I’m on a quest to approach social networking and reputation management in a saner, more organized way. Now I’m checking and revising what I’ve already got out there.
Your LinkedIn Profile: Who’s Looking at YOU?
LinkedIn is an important bridge between the online and offline business communities. Both groups use this tool to connect and share their professional expertise. This cross-cultural nature makes LinkedIn more than a social media resume file and management tool. Because of it’s far-reaching membership, LinkedIn can serve as a research tool that shows whether our professional profile is working for us.
Have you noticed the box on your LinkedIn home page called Profile Views? You’ll find it in the right column under the flash ad — I’ve circled it in the screenshot below. (UPDATE: THIS APPEARS ONLY ON PROFESSIONAL ACCOUNTS.)
Profile Views is a statement of and a link to who’s been looking at your profile or looking for someone like you. If you click the link, you’ll see something that looks like this.
This list is compiled based on the visibility settings of the people who came to look. The options are three and offered this way:
What will be shown to other LinkedIn users when you view their profiles?
- Show my name and headline
- Only show my anonymous profile characteristics, such as industry and title
- Donâ€™t show users that Iâ€™ve viewed their profile
[To check or change your settings use the “Change your settings” link below the box.]
Click through on one of those links, and you’ll see the folks in your network who fit the same description as the person who stopped by to check your profile. NOTE: The person who actually came may not be in this list.
Looking Back and Saying Hello
At first it seemed silly to look at list of people who hadn’t looked at me. Then I realized this list was representative of someone who had been a visitor. I got curious about who they were. Now I look back regularly and sometimes I reach out to meet them as well.

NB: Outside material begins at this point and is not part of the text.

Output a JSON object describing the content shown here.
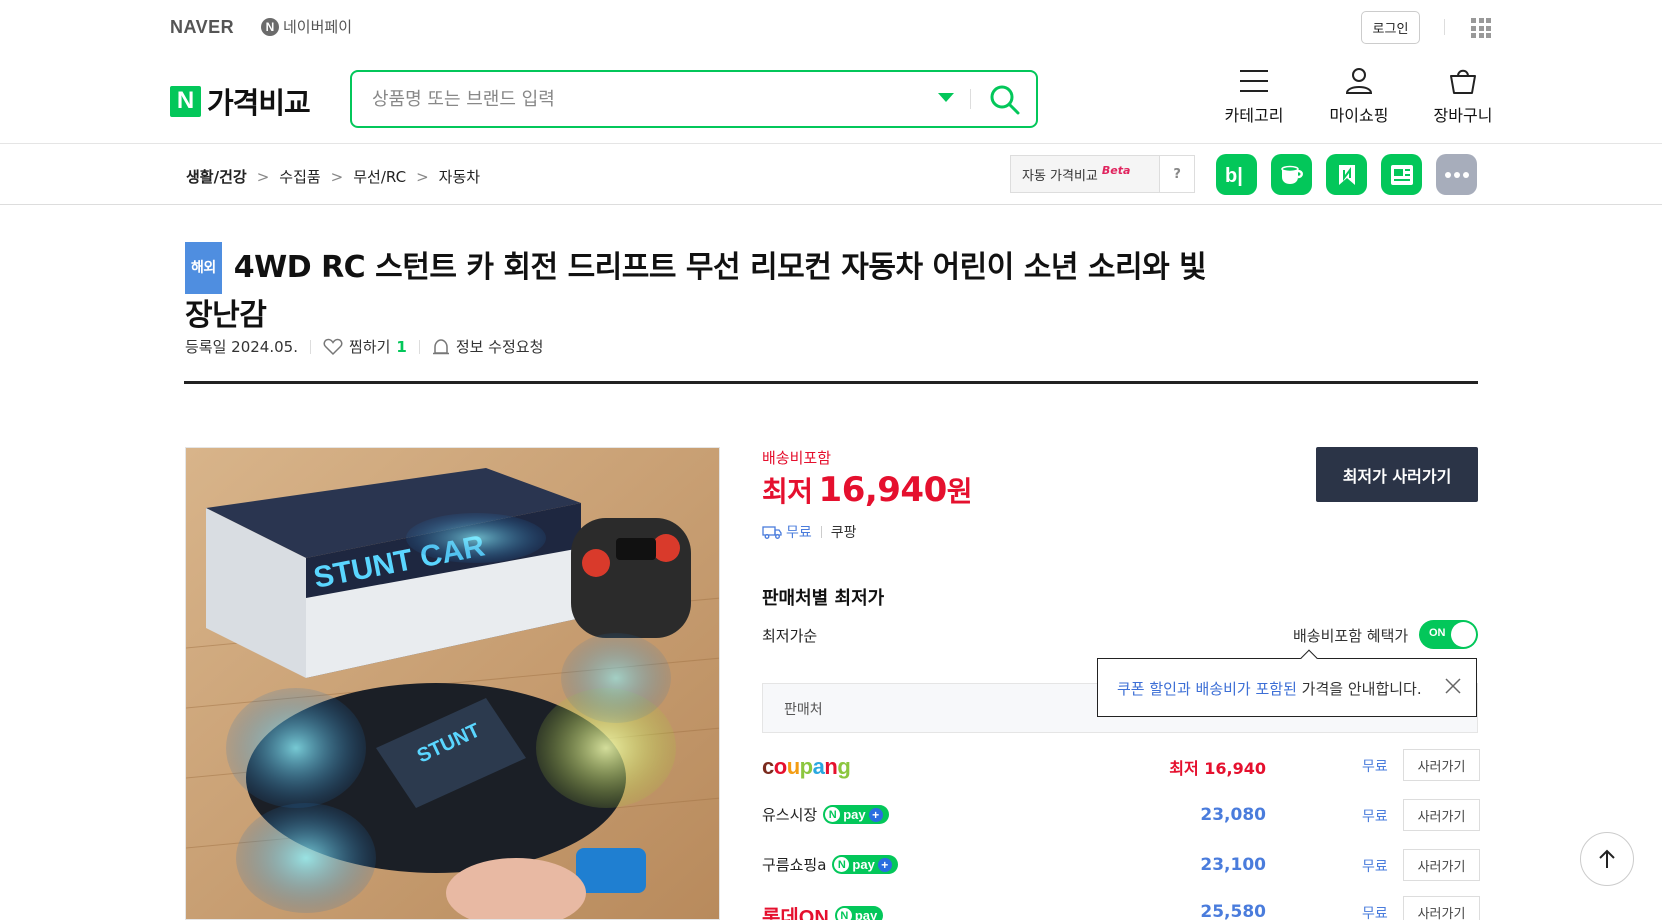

- I check the list of “who’s been looking” for a possible match in our goals or a connection to people close to me. For example, right now I’m working on a training program called “Models and Masterminds.” So, “Someone in the Executive Leadership function in the Internet industry from Savannah, Georgia Area” might have similar goals to my own. I also might find a connection to my colleague Chris Cree.

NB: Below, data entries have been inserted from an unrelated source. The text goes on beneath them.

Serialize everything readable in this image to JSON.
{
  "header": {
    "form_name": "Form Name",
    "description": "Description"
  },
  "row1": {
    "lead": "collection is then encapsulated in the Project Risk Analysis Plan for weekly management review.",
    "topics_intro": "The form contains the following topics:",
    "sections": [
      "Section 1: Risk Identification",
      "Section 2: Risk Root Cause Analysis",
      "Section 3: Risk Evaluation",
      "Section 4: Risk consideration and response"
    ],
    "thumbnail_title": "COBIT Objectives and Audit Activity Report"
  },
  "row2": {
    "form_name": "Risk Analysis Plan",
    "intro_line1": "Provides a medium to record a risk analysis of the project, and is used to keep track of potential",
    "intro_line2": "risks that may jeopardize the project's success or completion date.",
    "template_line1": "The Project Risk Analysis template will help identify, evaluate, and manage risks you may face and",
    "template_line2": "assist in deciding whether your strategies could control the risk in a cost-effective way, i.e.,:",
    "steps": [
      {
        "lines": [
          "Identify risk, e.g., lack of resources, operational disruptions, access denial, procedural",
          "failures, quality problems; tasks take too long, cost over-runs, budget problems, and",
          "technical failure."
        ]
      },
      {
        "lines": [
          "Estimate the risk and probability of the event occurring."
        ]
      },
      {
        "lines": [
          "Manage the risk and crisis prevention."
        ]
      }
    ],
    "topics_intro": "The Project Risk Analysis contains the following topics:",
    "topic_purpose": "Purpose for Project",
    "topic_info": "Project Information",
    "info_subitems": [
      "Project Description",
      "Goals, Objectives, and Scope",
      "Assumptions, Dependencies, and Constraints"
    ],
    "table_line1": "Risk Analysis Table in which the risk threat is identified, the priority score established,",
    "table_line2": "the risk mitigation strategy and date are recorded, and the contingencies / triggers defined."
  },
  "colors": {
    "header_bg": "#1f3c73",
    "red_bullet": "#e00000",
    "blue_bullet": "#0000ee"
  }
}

- I click through on the match I find and concentrate on the Level 2 connections. I read down the list for many things.
- The words that people use to name their jobs

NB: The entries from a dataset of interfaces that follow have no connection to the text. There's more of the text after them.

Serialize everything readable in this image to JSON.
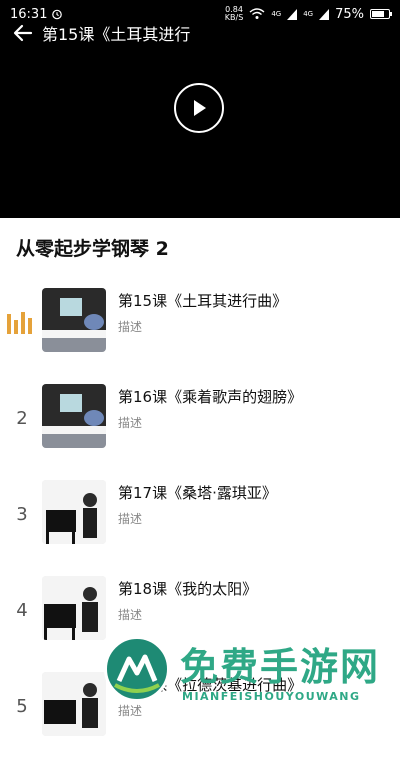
{
  "status": {
    "time": "16:31",
    "net_speed_value": "0.84",
    "net_speed_unit": "KB/S",
    "signal_label_1": "4G",
    "signal_label_2": "4G",
    "battery": "75%",
    "battery_level": 0.75
  },
  "video": {
    "title": "第15课《土耳其进行"
  },
  "course": {
    "title": "从零起步学钢琴 2"
  },
  "lessons": [
    {
      "index": "",
      "name": "第15课《土耳其进行曲》",
      "desc": "描述",
      "playing": true
    },
    {
      "index": "2",
      "name": "第16课《乘着歌声的翅膀》",
      "desc": "描述"
    },
    {
      "index": "3",
      "name": "第17课《桑塔·露琪亚》",
      "desc": "描述"
    },
    {
      "index": "4",
      "name": "第18课《我的太阳》",
      "desc": "描述"
    },
    {
      "index": "5",
      "name": "第19课《拉德茨基进行曲》",
      "desc": "描述"
    }
  ],
  "watermark": {
    "title": "免费手游网",
    "subtitle": "MIANFEISHOUYOUWANG"
  },
  "colors": {
    "accent_playing": "#e5a23a",
    "watermark": "#2fa886"
  }
}
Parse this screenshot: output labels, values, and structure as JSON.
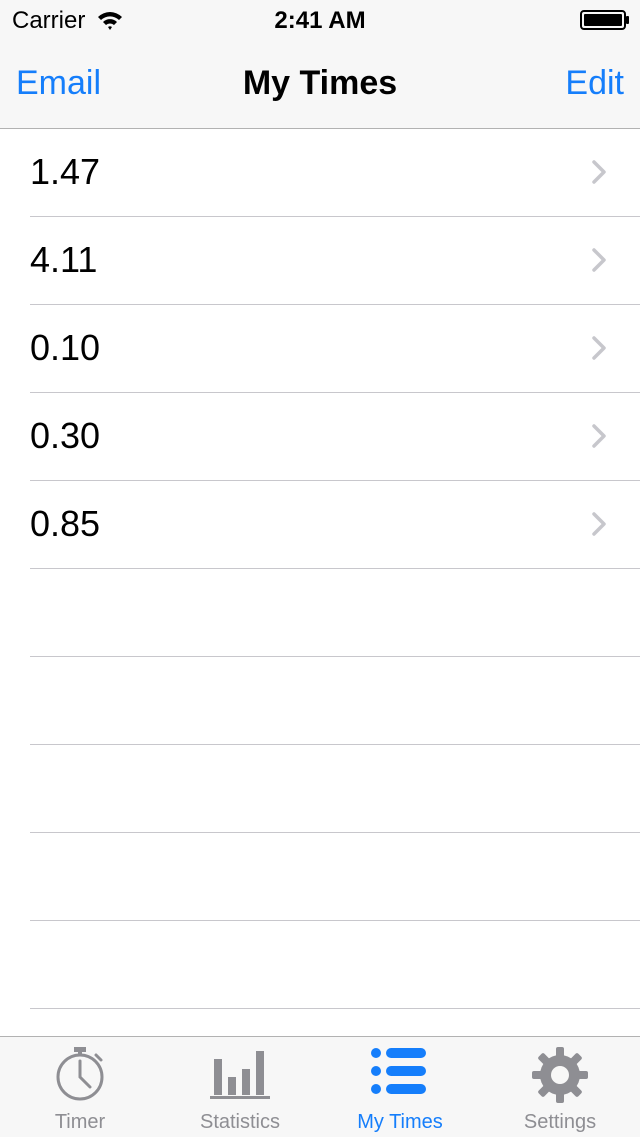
{
  "status": {
    "carrier": "Carrier",
    "time": "2:41 AM"
  },
  "nav": {
    "left_label": "Email",
    "title": "My Times",
    "right_label": "Edit"
  },
  "times": [
    {
      "value": "1.47"
    },
    {
      "value": "4.11"
    },
    {
      "value": "0.10"
    },
    {
      "value": "0.30"
    },
    {
      "value": "0.85"
    }
  ],
  "tabs": [
    {
      "label": "Timer",
      "icon": "stopwatch-icon",
      "active": false
    },
    {
      "label": "Statistics",
      "icon": "bar-chart-icon",
      "active": false
    },
    {
      "label": "My Times",
      "icon": "list-icon",
      "active": true
    },
    {
      "label": "Settings",
      "icon": "gear-icon",
      "active": false
    }
  ],
  "colors": {
    "accent": "#157efb",
    "inactive": "#8e8e93",
    "bar_background": "#f7f7f7",
    "separator": "#c8c7cc"
  }
}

- The companies they work for currently
- The companies they’ve worked for in the past
- Their current location
- The number of recommendations and connections they have
I only click through on those that look like a possible fit.
- When I click through on a possible fit, I read that person’s profile and see who connects me to him or her.
- If there really is a place where our goals could meet, I write a brief (6-8 sentence email) that explains what I’d like to learn and invites a conversation. I use that to ask a friend to introduce us or send a direct in-mail message on my own. The key is to be specific and guarantee a limited need for commitment on the receiver’s end.
I had a wonderful conversation yesterday with someone I met in this fashion. I expect that we’ll be doing business soon.
On the other hand, I sometimes look to find that something in my profile has attracted a list of folks with whom I might never have the right skill set to form a partnership. If people from the same group keep showing up, I look to my profile for the words that need editing.
Do you pay attention to the folks who are viewing your profile? The more you know about who finds you, the more easily you can adjust your profile to bring the partners who are right for you.
UPDATE: I WAS UNAWARE THAT THIS FEATURE WHICH CAME WITH THE NEW DESIGN IS ONLY ON PROFESSIONAL ACCOUNTS.